- _Exercise directions_
Your task is to copy each line of the records that includes the string "components".

- _Provided records_

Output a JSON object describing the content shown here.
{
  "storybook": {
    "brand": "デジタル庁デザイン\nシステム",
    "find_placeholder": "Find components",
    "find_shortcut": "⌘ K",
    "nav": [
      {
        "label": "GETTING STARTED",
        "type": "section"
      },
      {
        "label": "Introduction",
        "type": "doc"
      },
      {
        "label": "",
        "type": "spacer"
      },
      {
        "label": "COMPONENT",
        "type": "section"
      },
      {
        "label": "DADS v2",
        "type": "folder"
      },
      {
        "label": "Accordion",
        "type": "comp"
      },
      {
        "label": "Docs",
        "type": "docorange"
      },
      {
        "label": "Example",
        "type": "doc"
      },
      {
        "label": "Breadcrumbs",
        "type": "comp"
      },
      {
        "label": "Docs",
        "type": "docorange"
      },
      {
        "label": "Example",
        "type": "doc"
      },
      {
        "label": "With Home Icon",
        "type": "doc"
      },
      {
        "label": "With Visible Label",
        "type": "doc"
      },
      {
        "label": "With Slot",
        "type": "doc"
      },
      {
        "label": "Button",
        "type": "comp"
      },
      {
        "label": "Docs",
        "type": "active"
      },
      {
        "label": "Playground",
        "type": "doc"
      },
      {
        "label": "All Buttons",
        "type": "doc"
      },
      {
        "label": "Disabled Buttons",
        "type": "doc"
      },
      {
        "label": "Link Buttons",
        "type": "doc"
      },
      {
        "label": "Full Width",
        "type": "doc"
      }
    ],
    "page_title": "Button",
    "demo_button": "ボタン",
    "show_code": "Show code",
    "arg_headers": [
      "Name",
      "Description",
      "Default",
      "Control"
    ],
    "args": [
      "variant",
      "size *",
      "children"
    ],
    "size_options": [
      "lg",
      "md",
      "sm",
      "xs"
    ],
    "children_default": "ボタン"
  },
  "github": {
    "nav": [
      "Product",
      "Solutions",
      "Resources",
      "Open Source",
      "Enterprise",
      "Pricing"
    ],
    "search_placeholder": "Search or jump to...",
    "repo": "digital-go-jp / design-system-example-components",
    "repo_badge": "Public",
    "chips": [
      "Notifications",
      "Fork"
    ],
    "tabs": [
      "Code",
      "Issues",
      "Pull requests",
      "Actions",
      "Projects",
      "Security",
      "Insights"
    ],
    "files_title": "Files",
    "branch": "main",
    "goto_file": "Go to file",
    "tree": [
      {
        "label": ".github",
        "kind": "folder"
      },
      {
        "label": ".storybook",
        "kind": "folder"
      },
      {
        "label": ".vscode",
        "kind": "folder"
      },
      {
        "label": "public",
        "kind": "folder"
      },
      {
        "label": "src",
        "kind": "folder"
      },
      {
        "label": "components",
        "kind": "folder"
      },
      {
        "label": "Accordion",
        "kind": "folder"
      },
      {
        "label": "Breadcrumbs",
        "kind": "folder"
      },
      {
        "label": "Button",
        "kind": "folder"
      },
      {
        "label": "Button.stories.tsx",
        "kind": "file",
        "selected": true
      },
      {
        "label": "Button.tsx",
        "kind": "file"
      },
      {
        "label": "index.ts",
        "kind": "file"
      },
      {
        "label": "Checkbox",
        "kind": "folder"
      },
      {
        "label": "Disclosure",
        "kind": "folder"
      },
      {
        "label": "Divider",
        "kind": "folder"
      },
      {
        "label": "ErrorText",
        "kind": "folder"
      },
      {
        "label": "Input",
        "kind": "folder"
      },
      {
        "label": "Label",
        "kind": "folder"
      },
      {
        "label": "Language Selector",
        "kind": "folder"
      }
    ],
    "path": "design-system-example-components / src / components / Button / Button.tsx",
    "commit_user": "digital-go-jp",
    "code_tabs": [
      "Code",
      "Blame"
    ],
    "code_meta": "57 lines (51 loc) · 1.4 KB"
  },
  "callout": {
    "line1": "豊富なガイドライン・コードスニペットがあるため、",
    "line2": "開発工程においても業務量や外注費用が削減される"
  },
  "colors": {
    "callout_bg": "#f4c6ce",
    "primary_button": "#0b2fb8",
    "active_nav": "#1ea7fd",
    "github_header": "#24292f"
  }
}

- _Result for this exercise_
    "find_placeholder": "Find components",
    "repo": "digital-go-jp / design-system-example-components",
        "label": "components",
    "path": "design-system-example-components / src / components / Button / Button.tsx",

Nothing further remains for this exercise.